« Reply #43 on: July 07, 2010, 12:16:37 PM »
I think he means, she's renting it out to someone else. That does create a conundrum.

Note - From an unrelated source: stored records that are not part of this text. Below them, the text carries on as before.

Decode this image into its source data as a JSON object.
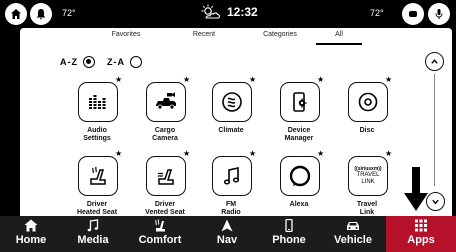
{
  "status_bar": {
    "left_temp": "72°",
    "right_temp": "72°",
    "time": "12:32"
  },
  "tabs": [
    {
      "label": "Favorites"
    },
    {
      "label": "Recent"
    },
    {
      "label": "Categories"
    },
    {
      "label": "All",
      "active": true
    }
  ],
  "sort": {
    "az_label": "A-Z",
    "za_label": "Z-A",
    "selected": "A-Z"
  },
  "apps": [
    {
      "label": "Audio\nSettings",
      "icon": "audio-settings-icon",
      "favorite": true
    },
    {
      "label": "Cargo\nCamera",
      "icon": "cargo-camera-icon",
      "favorite": true
    },
    {
      "label": "Climate",
      "icon": "climate-icon",
      "favorite": true
    },
    {
      "label": "Device\nManager",
      "icon": "device-manager-icon",
      "favorite": true
    },
    {
      "label": "Disc",
      "icon": "disc-icon",
      "favorite": true
    },
    {
      "label": "Driver\nHeated Seat",
      "icon": "heated-seat-icon",
      "favorite": true
    },
    {
      "label": "Driver\nVented Seat",
      "icon": "vented-seat-icon",
      "favorite": true
    },
    {
      "label": "FM\nRadio",
      "icon": "music-note-icon",
      "favorite": true
    },
    {
      "label": "Alexa",
      "icon": "alexa-icon",
      "favorite": true
    },
    {
      "label": "Travel\nLink",
      "icon": "travel-link-icon",
      "favorite": true,
      "badge_top": "((siriusxm))",
      "badge_main": "TRAVEL\nLINK"
    }
  ],
  "nav": [
    {
      "label": "Home",
      "icon": "home-icon"
    },
    {
      "label": "Media",
      "icon": "music-note-icon"
    },
    {
      "label": "Comfort",
      "icon": "comfort-seat-icon"
    },
    {
      "label": "Nav",
      "icon": "navigation-arrow-icon"
    },
    {
      "label": "Phone",
      "icon": "phone-icon"
    },
    {
      "label": "Vehicle",
      "icon": "vehicle-icon"
    },
    {
      "label": "Apps",
      "icon": "apps-grid-icon",
      "active": true
    }
  ],
  "colors": {
    "accent": "#b5112b",
    "nav_bg": "#1c1c1c",
    "panel_bg": "#ffffff"
  }
}
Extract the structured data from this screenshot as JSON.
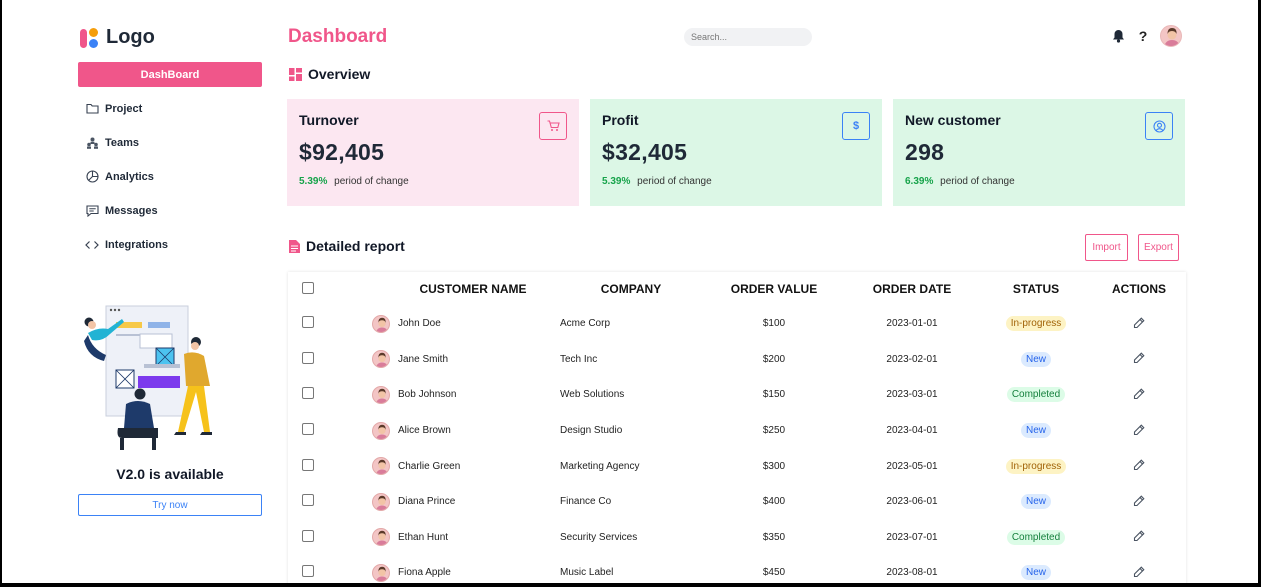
{
  "logo": {
    "text": "Logo"
  },
  "sidebar": {
    "items": [
      {
        "label": "DashBoard",
        "icon": "dashboard-icon",
        "active": true
      },
      {
        "label": "Project",
        "icon": "folder-icon"
      },
      {
        "label": "Teams",
        "icon": "teams-icon"
      },
      {
        "label": "Analytics",
        "icon": "pie-chart-icon"
      },
      {
        "label": "Messages",
        "icon": "message-icon"
      },
      {
        "label": "Integrations",
        "icon": "code-icon"
      }
    ],
    "promo_title": "V2.0 is available",
    "promo_button": "Try now"
  },
  "header": {
    "title": "Dashboard",
    "search_placeholder": "Search...",
    "help_label": "?"
  },
  "overview": {
    "title": "Overview",
    "cards": [
      {
        "title": "Turnover",
        "value": "$92,405",
        "pct": "5.39%",
        "change_label": "period of change",
        "icon": "cart-icon",
        "icon_glyph": "",
        "color": "#fce7f1"
      },
      {
        "title": "Profit",
        "value": "$32,405",
        "pct": "5.39%",
        "change_label": "period of change",
        "icon": "dollar-icon",
        "icon_glyph": "$",
        "color": "#dcf7e6"
      },
      {
        "title": "New customer",
        "value": "298",
        "pct": "6.39%",
        "change_label": "period of change",
        "icon": "user-circle-icon",
        "icon_glyph": "",
        "color": "#dcf7e6"
      }
    ]
  },
  "report": {
    "title": "Detailed report",
    "import_label": "Import",
    "export_label": "Export",
    "columns": {
      "name": "CUSTOMER NAME",
      "company": "COMPANY",
      "value": "ORDER VALUE",
      "date": "ORDER DATE",
      "status": "STATUS",
      "actions": "ACTIONS"
    },
    "rows": [
      {
        "name": "John Doe",
        "company": "Acme Corp",
        "value": "$100",
        "date": "2023-01-01",
        "status": "In-progress"
      },
      {
        "name": "Jane Smith",
        "company": "Tech Inc",
        "value": "$200",
        "date": "2023-02-01",
        "status": "New"
      },
      {
        "name": "Bob Johnson",
        "company": "Web Solutions",
        "value": "$150",
        "date": "2023-03-01",
        "status": "Completed"
      },
      {
        "name": "Alice Brown",
        "company": "Design Studio",
        "value": "$250",
        "date": "2023-04-01",
        "status": "New"
      },
      {
        "name": "Charlie Green",
        "company": "Marketing Agency",
        "value": "$300",
        "date": "2023-05-01",
        "status": "In-progress"
      },
      {
        "name": "Diana Prince",
        "company": "Finance Co",
        "value": "$400",
        "date": "2023-06-01",
        "status": "New"
      },
      {
        "name": "Ethan Hunt",
        "company": "Security Services",
        "value": "$350",
        "date": "2023-07-01",
        "status": "Completed"
      },
      {
        "name": "Fiona Apple",
        "company": "Music Label",
        "value": "$450",
        "date": "2023-08-01",
        "status": "New"
      }
    ]
  },
  "colors": {
    "accent": "#f0568a",
    "success": "#16a34a",
    "link": "#3b82f6"
  }
}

Ah yes - then I could see where the issue is pretty deep. That's what I get for attempting to reply to a post at almost 1 am.